Supplied material section start

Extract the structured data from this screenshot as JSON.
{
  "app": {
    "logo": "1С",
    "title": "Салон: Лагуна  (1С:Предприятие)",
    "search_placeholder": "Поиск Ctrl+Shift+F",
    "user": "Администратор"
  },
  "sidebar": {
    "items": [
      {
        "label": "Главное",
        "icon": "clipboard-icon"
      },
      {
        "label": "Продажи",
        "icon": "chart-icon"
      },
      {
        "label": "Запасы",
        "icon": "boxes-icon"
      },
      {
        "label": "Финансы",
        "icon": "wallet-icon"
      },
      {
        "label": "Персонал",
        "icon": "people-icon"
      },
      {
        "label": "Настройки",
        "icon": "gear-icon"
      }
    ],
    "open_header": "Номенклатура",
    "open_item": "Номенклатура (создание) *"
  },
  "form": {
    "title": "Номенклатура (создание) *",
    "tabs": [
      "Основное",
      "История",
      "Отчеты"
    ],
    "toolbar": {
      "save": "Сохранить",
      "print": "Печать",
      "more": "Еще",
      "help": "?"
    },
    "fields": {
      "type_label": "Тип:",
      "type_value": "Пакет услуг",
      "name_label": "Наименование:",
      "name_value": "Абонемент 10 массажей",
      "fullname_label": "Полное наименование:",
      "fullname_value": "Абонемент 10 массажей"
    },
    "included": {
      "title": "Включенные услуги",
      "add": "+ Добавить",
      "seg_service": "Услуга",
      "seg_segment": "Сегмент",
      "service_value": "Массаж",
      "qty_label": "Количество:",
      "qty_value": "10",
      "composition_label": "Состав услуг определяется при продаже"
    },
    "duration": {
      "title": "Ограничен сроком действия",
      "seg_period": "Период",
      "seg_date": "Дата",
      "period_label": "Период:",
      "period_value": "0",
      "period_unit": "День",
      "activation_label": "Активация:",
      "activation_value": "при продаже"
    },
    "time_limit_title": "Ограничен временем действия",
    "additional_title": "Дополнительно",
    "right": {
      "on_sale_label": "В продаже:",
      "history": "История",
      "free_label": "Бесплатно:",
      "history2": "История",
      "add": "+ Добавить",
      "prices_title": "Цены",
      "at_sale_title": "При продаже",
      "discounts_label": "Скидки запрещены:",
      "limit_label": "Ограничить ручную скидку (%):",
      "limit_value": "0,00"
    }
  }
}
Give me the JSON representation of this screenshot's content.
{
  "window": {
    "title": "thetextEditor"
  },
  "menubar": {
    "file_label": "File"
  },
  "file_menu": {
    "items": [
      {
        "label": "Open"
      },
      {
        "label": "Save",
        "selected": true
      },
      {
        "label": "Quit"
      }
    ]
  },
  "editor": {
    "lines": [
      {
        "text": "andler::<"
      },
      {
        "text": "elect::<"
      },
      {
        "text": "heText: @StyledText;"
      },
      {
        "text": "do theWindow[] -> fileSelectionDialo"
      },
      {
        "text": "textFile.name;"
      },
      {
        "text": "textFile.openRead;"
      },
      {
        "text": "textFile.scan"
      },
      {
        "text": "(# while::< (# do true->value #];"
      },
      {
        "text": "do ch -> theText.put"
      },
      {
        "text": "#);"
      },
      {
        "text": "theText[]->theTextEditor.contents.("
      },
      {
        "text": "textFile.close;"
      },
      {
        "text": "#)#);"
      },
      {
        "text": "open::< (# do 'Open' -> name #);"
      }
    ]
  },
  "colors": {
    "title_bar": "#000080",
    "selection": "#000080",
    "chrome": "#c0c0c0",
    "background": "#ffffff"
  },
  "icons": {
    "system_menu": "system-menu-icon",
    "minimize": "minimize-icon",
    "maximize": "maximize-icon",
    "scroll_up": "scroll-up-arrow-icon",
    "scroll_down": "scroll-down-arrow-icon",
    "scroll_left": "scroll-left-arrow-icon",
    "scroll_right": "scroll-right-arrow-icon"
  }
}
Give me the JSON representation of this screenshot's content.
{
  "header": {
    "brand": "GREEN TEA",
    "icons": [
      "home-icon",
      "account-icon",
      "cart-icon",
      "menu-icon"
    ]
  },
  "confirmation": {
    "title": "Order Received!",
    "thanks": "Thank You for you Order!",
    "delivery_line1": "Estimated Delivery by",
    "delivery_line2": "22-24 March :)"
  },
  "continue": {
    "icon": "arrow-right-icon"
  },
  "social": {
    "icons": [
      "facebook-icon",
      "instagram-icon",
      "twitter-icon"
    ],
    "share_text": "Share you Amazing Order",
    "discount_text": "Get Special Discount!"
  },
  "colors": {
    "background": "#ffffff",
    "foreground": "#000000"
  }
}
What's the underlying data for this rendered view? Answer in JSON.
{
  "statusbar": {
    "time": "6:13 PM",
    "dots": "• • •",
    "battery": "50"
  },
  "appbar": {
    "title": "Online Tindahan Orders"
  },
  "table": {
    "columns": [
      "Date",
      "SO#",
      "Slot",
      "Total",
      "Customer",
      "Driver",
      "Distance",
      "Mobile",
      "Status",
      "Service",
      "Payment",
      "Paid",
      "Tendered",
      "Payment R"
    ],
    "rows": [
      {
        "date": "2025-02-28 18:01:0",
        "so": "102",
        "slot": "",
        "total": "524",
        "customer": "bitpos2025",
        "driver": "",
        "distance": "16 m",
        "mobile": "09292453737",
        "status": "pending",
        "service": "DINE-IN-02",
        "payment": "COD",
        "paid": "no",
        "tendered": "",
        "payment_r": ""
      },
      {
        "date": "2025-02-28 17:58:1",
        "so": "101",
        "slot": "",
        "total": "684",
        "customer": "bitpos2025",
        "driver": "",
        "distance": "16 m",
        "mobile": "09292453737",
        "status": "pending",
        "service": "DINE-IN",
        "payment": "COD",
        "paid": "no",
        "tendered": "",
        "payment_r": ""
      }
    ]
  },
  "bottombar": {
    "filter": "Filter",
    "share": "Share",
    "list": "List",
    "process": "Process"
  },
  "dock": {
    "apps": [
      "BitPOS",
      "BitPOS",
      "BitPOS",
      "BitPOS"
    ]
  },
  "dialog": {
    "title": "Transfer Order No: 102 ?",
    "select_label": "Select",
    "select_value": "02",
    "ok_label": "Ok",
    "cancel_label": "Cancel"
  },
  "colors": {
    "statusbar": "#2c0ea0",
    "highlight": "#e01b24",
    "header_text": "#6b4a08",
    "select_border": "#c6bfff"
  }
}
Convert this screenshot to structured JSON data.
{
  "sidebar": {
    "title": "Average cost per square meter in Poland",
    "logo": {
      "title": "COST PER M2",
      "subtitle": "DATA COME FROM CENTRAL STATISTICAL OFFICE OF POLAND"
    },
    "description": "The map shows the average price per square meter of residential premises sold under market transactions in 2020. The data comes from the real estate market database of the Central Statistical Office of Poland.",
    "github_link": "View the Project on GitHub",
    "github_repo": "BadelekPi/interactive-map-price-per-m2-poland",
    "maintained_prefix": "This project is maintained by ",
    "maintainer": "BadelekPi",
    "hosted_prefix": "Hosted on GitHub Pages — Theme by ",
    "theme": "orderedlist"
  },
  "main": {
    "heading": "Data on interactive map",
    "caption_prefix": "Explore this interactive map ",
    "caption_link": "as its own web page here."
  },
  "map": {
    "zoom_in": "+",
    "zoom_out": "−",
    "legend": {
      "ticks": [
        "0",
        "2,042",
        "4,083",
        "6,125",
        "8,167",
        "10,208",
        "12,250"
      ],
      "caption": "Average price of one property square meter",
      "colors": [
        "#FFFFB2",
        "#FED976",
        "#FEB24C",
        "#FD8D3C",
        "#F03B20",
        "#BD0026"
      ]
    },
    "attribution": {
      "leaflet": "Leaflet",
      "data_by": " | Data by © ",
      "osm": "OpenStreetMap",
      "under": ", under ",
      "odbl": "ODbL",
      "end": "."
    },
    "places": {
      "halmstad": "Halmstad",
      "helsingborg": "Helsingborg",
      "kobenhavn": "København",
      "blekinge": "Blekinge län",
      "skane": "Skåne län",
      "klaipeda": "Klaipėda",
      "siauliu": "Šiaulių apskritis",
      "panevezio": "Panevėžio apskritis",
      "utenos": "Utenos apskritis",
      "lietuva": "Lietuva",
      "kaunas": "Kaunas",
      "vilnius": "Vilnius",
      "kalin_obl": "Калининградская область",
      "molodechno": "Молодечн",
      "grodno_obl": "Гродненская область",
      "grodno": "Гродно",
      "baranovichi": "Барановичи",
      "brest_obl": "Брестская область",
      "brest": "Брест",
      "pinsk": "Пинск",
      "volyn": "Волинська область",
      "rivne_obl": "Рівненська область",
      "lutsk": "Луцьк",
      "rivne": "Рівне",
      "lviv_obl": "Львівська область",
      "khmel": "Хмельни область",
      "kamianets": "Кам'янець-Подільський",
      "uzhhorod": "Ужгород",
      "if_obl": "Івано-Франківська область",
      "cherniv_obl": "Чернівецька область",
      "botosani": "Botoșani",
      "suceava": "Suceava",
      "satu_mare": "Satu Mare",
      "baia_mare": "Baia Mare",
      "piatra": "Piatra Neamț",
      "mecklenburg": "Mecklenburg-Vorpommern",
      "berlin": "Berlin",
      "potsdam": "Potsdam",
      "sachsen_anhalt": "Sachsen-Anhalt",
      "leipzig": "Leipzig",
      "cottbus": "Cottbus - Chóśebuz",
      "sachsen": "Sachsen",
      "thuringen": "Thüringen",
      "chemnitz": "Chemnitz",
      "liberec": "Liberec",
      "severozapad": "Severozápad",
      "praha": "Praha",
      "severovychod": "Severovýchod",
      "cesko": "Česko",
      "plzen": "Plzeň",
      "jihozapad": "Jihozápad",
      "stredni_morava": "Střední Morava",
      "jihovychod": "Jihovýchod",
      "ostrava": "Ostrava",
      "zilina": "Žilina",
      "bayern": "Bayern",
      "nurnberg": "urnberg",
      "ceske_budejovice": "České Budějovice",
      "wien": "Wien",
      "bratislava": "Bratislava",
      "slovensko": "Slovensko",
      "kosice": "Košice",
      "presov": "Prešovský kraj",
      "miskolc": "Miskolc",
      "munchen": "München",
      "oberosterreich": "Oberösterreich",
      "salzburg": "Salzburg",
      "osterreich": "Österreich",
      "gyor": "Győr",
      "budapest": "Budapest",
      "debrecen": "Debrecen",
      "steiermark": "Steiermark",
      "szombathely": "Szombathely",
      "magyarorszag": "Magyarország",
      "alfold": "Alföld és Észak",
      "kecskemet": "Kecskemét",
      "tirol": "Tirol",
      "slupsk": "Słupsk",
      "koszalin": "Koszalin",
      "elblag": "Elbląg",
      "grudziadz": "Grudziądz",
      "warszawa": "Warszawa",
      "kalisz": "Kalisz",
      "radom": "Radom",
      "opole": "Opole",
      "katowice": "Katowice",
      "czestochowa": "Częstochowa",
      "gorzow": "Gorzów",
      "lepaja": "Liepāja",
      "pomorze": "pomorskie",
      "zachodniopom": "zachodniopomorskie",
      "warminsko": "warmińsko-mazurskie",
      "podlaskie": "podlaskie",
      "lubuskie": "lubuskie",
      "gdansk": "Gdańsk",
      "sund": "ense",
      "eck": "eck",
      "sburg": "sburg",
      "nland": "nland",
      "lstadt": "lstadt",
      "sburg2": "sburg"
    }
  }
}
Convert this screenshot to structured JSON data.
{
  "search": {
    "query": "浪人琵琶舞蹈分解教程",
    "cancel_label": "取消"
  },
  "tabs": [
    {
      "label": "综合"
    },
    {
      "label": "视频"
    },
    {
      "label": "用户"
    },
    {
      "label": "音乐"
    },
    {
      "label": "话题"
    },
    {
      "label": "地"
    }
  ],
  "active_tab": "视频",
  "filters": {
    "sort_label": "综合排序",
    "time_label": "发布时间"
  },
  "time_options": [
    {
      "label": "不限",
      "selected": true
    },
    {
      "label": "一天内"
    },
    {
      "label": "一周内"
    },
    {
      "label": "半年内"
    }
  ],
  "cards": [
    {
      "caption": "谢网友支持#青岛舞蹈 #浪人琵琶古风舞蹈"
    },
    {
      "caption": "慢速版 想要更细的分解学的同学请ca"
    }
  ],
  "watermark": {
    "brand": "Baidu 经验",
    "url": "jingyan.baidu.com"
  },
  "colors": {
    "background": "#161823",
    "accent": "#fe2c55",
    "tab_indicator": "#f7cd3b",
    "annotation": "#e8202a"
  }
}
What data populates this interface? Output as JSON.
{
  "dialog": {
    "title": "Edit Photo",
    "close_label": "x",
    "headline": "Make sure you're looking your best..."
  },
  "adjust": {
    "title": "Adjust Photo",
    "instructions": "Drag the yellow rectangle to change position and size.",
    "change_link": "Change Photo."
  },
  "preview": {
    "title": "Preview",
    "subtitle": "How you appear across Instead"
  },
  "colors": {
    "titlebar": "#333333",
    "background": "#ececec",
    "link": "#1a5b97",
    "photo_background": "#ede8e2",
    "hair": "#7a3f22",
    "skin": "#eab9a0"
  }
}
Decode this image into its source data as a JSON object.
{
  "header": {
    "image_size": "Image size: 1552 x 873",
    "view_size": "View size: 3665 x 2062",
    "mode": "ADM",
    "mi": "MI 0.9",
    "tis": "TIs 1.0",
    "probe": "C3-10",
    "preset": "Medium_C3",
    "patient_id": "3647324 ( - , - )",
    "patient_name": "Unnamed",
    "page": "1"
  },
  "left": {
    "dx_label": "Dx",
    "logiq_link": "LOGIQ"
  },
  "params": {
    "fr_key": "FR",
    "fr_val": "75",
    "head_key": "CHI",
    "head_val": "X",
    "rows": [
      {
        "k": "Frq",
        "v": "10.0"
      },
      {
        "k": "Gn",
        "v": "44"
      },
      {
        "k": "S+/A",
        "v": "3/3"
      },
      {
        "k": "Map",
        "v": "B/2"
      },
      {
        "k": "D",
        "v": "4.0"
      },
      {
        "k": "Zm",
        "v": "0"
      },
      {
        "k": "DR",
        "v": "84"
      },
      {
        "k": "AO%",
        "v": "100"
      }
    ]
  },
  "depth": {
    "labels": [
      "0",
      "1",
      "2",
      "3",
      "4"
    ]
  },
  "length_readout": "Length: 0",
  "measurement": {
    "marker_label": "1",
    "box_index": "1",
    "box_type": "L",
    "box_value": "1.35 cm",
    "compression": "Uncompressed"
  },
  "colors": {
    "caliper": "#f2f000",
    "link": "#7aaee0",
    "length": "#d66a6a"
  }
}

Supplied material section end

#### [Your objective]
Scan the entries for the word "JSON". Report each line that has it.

#### [Response to the exercise]
Extract the structured data from this screenshot as JSON.
Give me the JSON representation of this screenshot's content.
Give me the JSON representation of this screenshot's content.
What's the underlying data for this rendered view? Answer in JSON.
Convert this screenshot to structured JSON data.
Convert this screenshot to structured JSON data.
What data populates this interface? Output as JSON.
Decode this image into its source data as a JSON object.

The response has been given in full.